Did U.S. Rep. Marjorie Taylor Greene say, "If English was good enough for Jesus, it's good enough for us?" No, that's not true: There is no evidence the Republican freshman from Georgia ever made that comment. It is a quote that is often attributed to the first female governor of Texas, Miriam Amanda "Ma" Ferguson, who was elected in 1924, but there is no proof that she ever said it, either.
Ignorance is an awful thing.
This is what the post looked like on Facebook at the time of writing:
(Source: Facebook screenshot taken on Wed Feb 3 19:23:16 2021 UTC)
The caption in the post read:
Ignorance is an awful thing.

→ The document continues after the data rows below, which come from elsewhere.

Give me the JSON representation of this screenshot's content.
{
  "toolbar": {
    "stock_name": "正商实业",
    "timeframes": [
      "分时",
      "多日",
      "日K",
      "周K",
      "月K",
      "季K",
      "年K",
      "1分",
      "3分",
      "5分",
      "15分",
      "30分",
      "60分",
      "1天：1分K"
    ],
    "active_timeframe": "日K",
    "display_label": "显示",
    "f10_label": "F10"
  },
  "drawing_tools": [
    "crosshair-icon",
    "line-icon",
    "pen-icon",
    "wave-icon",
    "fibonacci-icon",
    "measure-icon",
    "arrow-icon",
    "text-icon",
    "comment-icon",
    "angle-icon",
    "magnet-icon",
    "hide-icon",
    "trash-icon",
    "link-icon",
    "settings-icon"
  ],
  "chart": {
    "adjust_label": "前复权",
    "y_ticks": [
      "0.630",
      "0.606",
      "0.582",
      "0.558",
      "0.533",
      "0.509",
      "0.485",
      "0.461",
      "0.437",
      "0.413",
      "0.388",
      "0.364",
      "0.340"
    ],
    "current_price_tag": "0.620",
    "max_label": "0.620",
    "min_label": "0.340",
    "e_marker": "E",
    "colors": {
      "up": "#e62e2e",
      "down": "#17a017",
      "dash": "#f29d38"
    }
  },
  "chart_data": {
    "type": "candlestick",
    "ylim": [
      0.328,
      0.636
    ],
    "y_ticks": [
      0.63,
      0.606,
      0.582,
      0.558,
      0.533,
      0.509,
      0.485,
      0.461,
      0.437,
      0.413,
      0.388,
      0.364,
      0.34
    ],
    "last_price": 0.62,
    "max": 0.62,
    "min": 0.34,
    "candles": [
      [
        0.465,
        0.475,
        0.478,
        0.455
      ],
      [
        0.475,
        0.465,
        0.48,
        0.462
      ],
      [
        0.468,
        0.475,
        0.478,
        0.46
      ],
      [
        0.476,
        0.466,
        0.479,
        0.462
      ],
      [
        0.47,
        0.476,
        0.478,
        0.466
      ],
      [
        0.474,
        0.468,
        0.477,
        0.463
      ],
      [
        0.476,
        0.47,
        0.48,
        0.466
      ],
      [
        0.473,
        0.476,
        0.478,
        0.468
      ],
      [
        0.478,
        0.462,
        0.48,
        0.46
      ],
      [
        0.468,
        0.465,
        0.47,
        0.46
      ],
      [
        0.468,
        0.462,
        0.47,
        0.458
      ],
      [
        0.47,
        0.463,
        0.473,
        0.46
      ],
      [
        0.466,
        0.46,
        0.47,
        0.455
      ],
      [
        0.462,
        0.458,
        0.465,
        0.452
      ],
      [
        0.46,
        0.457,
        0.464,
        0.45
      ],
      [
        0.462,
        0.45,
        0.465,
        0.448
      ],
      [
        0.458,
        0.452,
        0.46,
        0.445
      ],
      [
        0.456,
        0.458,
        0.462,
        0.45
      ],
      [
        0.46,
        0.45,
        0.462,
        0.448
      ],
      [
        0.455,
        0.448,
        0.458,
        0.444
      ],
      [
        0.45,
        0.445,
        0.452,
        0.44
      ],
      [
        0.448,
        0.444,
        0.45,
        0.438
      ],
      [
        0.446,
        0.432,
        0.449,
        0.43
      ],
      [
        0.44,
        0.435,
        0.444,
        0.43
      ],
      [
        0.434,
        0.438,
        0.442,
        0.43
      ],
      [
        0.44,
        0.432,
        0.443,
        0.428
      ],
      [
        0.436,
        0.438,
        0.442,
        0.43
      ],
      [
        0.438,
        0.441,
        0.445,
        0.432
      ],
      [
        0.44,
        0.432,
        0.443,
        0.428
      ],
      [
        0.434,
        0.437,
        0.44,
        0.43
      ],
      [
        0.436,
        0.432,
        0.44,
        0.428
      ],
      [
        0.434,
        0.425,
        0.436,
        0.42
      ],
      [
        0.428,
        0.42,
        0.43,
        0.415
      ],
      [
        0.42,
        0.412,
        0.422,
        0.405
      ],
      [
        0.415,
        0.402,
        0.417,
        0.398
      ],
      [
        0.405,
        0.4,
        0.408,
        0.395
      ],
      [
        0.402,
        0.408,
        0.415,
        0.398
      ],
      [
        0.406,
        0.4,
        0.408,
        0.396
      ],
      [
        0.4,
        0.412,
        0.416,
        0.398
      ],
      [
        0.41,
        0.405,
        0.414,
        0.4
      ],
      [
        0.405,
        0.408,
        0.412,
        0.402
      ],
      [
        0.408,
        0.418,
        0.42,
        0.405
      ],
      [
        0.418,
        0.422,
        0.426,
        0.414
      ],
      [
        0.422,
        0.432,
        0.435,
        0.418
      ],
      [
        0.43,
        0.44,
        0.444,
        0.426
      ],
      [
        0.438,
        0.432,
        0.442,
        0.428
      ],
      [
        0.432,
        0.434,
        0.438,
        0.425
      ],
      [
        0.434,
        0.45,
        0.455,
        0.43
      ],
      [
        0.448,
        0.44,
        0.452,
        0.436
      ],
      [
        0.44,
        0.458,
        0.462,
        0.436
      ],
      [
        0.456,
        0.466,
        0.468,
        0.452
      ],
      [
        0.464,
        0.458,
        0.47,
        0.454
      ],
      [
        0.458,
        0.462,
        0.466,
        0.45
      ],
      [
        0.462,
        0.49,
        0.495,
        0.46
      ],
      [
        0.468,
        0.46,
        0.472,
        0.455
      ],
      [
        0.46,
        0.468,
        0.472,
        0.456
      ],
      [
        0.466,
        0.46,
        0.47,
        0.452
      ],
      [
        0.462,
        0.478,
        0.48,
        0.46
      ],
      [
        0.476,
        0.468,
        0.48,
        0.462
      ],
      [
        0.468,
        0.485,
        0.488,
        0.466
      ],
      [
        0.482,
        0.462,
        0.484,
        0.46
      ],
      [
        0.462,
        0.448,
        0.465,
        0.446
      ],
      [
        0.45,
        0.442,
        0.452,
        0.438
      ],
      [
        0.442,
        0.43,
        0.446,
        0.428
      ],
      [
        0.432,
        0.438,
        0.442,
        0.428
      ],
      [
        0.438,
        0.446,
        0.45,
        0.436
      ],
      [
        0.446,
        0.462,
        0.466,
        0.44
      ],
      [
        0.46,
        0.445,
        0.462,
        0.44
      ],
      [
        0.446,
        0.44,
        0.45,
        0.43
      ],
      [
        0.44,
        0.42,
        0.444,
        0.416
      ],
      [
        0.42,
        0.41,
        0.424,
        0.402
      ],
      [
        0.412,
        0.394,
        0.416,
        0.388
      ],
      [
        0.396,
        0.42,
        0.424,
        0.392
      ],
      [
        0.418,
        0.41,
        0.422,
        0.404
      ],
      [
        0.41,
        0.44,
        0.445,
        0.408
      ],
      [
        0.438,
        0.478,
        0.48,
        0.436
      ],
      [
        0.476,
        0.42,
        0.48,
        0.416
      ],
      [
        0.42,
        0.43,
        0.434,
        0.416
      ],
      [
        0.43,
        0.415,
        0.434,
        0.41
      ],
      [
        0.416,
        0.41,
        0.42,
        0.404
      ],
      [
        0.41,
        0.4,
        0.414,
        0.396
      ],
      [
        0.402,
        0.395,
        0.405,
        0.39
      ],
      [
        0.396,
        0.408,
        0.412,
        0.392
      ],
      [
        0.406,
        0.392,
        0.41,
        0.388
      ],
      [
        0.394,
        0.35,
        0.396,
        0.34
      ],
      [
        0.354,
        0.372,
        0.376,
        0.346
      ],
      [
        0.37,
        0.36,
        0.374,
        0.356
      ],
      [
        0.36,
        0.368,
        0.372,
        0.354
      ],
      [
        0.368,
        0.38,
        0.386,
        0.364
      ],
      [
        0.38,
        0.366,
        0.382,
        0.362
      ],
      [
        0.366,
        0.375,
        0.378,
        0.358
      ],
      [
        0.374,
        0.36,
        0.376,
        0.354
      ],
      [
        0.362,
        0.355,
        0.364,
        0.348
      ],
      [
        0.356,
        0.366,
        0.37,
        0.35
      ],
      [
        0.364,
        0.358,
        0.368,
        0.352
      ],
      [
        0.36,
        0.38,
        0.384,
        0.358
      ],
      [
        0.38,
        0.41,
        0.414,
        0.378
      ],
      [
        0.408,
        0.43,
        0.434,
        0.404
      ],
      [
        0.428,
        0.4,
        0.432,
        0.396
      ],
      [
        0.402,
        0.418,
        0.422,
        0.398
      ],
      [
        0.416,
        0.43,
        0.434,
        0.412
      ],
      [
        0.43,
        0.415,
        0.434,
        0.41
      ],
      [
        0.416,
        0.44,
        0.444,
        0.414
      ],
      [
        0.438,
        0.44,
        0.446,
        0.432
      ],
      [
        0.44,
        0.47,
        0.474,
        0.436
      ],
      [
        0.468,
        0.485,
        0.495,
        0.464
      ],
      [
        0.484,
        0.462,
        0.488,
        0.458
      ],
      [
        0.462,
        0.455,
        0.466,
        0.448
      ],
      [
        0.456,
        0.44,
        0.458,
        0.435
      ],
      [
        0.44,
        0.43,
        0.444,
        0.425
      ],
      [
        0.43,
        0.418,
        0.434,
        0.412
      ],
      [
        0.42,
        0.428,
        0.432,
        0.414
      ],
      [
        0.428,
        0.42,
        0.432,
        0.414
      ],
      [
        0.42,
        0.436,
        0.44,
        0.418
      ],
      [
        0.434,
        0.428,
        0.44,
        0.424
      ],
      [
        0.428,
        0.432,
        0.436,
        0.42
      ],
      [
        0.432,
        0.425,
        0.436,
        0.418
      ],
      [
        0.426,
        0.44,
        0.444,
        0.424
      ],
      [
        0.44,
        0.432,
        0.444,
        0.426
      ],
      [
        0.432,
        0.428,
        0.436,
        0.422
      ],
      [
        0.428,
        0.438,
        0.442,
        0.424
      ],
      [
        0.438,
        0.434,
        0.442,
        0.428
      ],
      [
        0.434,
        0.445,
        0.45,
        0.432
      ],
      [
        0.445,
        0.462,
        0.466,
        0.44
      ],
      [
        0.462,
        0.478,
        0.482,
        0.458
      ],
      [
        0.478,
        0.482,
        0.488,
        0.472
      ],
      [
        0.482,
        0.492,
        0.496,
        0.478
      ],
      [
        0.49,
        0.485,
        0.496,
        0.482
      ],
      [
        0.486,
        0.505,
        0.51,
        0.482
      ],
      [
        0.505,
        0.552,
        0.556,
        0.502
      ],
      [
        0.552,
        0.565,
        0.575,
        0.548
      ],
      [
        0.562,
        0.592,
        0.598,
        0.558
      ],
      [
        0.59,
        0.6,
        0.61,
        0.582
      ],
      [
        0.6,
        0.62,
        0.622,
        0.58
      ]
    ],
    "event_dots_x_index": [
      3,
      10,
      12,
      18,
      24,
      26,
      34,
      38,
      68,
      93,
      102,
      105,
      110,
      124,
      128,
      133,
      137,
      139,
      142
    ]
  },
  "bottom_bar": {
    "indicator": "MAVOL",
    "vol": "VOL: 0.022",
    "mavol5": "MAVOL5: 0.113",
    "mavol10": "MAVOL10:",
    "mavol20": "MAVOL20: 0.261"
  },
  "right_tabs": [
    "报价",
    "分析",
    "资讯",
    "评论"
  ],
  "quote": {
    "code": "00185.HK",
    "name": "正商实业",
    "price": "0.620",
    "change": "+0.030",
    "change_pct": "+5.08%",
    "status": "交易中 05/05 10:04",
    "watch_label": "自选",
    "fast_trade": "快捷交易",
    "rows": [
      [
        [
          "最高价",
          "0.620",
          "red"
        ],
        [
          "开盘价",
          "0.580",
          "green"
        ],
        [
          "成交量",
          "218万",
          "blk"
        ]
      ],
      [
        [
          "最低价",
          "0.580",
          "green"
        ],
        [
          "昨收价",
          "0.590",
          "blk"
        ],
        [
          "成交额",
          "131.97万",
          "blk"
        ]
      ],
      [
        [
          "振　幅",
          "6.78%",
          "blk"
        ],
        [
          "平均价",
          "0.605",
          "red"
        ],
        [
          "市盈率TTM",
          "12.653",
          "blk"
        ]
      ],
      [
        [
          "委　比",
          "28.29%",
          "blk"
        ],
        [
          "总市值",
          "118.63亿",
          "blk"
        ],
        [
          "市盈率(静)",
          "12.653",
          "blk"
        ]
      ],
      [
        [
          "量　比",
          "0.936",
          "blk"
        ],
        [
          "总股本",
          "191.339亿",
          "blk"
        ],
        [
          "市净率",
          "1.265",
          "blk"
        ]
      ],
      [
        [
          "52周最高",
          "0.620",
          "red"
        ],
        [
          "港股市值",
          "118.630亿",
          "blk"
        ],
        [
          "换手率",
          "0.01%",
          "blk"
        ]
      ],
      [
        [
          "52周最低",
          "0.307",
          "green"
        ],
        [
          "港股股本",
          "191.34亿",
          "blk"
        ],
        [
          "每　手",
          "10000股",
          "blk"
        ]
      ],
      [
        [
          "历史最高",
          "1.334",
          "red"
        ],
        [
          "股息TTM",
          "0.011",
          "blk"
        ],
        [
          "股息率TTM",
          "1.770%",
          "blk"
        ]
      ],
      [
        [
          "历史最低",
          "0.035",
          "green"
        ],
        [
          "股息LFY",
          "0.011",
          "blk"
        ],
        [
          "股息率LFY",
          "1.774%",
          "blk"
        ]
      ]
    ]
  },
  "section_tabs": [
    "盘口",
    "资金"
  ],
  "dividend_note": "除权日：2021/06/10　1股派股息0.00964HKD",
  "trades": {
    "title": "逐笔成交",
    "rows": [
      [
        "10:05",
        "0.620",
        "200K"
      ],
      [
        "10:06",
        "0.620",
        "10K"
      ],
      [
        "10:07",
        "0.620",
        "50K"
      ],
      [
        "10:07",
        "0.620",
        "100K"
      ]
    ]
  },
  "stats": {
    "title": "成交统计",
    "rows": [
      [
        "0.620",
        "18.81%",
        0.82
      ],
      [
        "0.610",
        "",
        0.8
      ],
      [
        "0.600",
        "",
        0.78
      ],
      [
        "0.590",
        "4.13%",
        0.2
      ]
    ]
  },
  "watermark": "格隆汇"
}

Nobody knows until you open your mouth. #hush Jesus spoke Aramaic. The Bible has been translated into English and other languages "honey bunches."
A picture of Greene had this text next to the photo:
Christian Nationalist, Rep. Marjorie Taylor Greene, on why Spanish should not be spoken in a "white Christian nation" like America: If English was good enough for Jesus, it's good enough for us."
There is no record of Greene ever making this comment, and searches of her social media and published reports and videos show no results of her saying that.
The quote has been attributed to several different politicians over the years.
The phrase has been misattributed to "Ma" Ferguson for decades, and former President Jimmy Carter gave a speech in 2001 where he recounted the quote:
Before I talk about promoting peace, I will tell a story that illustrates a basic cause of conflict. There was a hot argument in Texas in the 1920s--one that is still going on in several states, particularly in California--about whether Spanish should be used in the classroom to teach kids who came from Mexico, or whether only English should be permitted. Miriam "Ma" Ferguson had become the state's first woman governor, after her husband, Governor "Pa" Ferguson was impeached. She ended the debate quite quickly when she held up a Bible and proclaimed, "If the King's English was good enough for Jesus Christ, it's good enough for the children of Texas!"
A New York Times article from 1881 titled, "PREACHING ON THE BIBLE; PULPIT OPINIONS OF THE NEW VERSION," has a preacher telling a joke, likely about the Revised Standard Version released in 1880. The article says a preacher told his congregation a joke that ended with, "'What's the matter with the good old King James version?' An old farmer replied. 'That was good enough for St. Paul, and it's good enough for me.'"
Politifact debunked a similar claim about former Rep. Michele Bachmann. She was accused of criticizing a Coca-Cola commercial that had seven languages during an appearance on Fox News.
"If English was good enough for Jesus when he wrote the Bible it should be good enough for Coke," Bachmann was falsely quoted as saying, but the site noted she never made the comment and did not appear on Fox News that day.